[[ RECORDS SHOWN, beginning ]]

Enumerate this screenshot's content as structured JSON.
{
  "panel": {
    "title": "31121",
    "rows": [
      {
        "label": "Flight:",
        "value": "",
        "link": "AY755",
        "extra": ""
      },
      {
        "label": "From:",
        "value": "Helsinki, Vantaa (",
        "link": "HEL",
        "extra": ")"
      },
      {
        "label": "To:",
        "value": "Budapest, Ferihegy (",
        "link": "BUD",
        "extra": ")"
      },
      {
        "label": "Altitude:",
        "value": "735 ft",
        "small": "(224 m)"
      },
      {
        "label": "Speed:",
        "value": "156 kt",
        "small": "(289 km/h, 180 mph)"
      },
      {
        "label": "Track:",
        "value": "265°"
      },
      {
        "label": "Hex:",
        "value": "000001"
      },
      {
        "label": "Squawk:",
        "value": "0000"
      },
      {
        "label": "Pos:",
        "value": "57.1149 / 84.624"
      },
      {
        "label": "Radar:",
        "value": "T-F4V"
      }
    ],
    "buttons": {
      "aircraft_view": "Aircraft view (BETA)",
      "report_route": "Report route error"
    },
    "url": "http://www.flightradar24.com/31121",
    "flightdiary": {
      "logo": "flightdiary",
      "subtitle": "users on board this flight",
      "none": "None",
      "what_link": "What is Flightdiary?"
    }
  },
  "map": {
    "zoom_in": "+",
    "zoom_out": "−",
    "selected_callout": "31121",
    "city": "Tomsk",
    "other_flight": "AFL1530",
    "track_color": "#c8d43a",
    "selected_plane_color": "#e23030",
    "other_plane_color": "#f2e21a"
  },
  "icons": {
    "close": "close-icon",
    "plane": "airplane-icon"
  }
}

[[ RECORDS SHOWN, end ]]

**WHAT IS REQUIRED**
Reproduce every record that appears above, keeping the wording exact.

**TASK ANSWER**
Enumerate this screenshot's content as structured JSON.
{
  "panel": {
    "title": "31121",
    "rows": [
      {
        "label": "Flight:",
        "value": "",
        "link": "AY755",
        "extra": ""
      },
      {
        "label": "From:",
        "value": "Helsinki, Vantaa (",
        "link": "HEL",
        "extra": ")"
      },
      {
        "label": "To:",
        "value": "Budapest, Ferihegy (",
        "link": "BUD",
        "extra": ")"
      },
      {
        "label": "Altitude:",
        "value": "735 ft",
        "small": "(224 m)"
      },
      {
        "label": "Speed:",
        "value": "156 kt",
        "small": "(289 km/h, 180 mph)"
      },
      {
        "label": "Track:",
        "value": "265°"
      },
      {
        "label": "Hex:",
        "value": "000001"
      },
      {
        "label": "Squawk:",
        "value": "0000"
      },
      {
        "label": "Pos:",
        "value": "57.1149 / 84.624"
      },
      {
        "label": "Radar:",
        "value": "T-F4V"
      }
    ],
    "buttons": {
      "aircraft_view": "Aircraft view (BETA)",
      "report_route": "Report route error"
    },
    "url": "http://www.flightradar24.com/31121",
    "flightdiary": {
      "logo": "flightdiary",
      "subtitle": "users on board this flight",
      "none": "None",
      "what_link": "What is Flightdiary?"
    }
  },
  "map": {
    "zoom_in": "+",
    "zoom_out": "−",
    "selected_callout": "31121",
    "city": "Tomsk",
    "other_flight": "AFL1530",
    "track_color": "#c8d43a",
    "selected_plane_color": "#e23030",
    "other_plane_color": "#f2e21a"
  },
  "icons": {
    "close": "close-icon",
    "plane": "airplane-icon"
  }
}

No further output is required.